8 pm - Also with EHN in the room, I remember screaming at Kevin that I couldn’t do this anymore and that I couldn’t handle the pain that was happening (with the baby being posterior). In my mind, I was ready to settle for a c-section, just to get her born. The pain was that intense. EHN suggested that I could try some staidol to alleviate the pain, and then some pitocin to make the contractions more intense. I didn’t want the pitocin because I knew the contractions would hurt like crazy. But, since it’s standard practice to give OB patients pitocin after labor anyway, in order to help the uterus contract back to normal faster, I decided to go ahead and have just a bit. My OB was also there at the time and told me, “We don’t have to give you too much, just enough to make those contractions come more regularly.”
So, he checked me before all these things happened, and I was still only at maybe 7-8 cm. And I started screaming at EHN to take the monitors off of me and to get away from me.. I begged for an epidural at that point. I’m pretty sure I wanted to rip my IV off too.. all of that is foggy because of the staidol.
And then, I needed to push.
Let me interject here to tell you all what a superstar husband Kevin is – he deflected all the texts and calls, he ran out of phone battery trying to get everyone up to the hospital when needed, and most importantly, he was the best labor coach I could have ever asked for. All those intense contractions and times when I didn’t think I could even breathe on my own, and he was there holding my hand and breathing with me. Sometimes I think he was more tired than I was at the end. I had to go through physical pain, but he had to endure the emotional pain of watching me in pain. There were many times when I wanted to give up, and the only thing stopping me was Kevin. If he hadn’t encouraged me and cheered me on and prayed with me, I definitely would have ended up with that c-section. Instead…
8:30 pm – Things got really interesting in the room; all the table setting up and taking down and nursery nurses entering and people trying to get me fully dilated. I pushed my way into 10 cm and then my OB took over. I forgot how to push. My OB helped me push. Kevin helped me breathe.

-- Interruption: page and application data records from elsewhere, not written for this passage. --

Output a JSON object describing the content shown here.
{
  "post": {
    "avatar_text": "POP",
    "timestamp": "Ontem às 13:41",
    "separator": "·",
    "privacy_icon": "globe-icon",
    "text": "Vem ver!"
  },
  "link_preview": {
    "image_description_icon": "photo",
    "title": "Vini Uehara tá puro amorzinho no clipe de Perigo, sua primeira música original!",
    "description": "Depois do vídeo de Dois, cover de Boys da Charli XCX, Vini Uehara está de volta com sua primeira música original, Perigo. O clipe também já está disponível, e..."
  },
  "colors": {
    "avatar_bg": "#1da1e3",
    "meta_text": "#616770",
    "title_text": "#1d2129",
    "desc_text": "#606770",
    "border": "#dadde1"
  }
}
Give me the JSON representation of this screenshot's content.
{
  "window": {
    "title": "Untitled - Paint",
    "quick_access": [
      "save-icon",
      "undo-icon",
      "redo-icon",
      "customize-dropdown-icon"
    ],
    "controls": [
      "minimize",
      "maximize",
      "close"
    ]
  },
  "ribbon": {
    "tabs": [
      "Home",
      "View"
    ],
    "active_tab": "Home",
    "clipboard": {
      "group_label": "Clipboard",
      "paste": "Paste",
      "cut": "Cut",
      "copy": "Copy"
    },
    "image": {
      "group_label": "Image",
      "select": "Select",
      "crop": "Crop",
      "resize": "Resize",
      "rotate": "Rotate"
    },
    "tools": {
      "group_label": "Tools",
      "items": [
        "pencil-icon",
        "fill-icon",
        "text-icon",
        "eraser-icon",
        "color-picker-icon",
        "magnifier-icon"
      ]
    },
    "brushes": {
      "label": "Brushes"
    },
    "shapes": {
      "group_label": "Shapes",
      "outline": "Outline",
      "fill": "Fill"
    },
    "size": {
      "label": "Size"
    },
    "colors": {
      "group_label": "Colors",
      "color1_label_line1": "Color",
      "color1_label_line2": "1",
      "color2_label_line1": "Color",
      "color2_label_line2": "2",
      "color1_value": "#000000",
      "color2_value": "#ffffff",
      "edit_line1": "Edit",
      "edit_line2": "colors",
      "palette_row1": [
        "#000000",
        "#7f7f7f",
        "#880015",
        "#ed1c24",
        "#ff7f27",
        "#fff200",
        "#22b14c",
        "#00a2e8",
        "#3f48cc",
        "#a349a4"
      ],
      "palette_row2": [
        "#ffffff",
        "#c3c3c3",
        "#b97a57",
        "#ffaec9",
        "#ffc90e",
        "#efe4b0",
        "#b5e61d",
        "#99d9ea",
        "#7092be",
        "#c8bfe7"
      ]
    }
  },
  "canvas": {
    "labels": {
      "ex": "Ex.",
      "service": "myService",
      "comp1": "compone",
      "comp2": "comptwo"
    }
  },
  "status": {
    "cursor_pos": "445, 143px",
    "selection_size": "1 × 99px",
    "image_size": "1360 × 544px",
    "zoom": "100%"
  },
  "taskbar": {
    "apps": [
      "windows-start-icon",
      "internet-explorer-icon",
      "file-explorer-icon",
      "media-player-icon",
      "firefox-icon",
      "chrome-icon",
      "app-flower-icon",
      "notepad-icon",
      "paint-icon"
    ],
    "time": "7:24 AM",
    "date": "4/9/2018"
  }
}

I got into a position that was comfortable for me (forget grabbing my legs and laying on my back). After a few pushes, my OB said to wait while he got the cord untangled from her neck. And then, I looked down and saw her head.
8:41 pm – Karis Mercy Grubbs was born. 20 inches long, 6 pounds and 13 ounces big. The first thing I noticed about her wasn’t how big she was but how loud her scream was. It was a beautiful sound. She looked so purple but her apgar scores were 8 and then 9 (at 10 mins.) Kevin and I cried and kissed and then he got on the phone – my parents and our kids were just downstairs; they had brought Kevin’s phone charger just a few minutes before. The OB’s first words were, “She looks like her sisters!” and boy does she ever. And, then he prayed with us before he left the hospital that night.
We were so blessed to have such a wonderful experience. All things said, it wasn’t exactly how I pictured it, but it was exactly what needed to happen without too much intervention. I didn’t have any tearing or stitching, and all of the tests they ran on Karis came back a-ok, so we got to go home when she was 24 hours old. Everyone who took care of me did a fantastic job, and I’d highly recommend this hospital and staff to anyone looking for a great hospital L&D experience.
Other than that, all I’ll say is, “Don’t walk your infant by the elevators, or the alarm system will think you’re stealing a baby.”
And, because a picture is worth a thousand words, here are two – at Kennedy’s program, one of my last pics while pregnant; and our beautiful early Christmas present.
Just FYI – “Karis” is Greek for “grace”. So her name means “Grace and Mercy”. And she shares her initials with her daddy – KMG.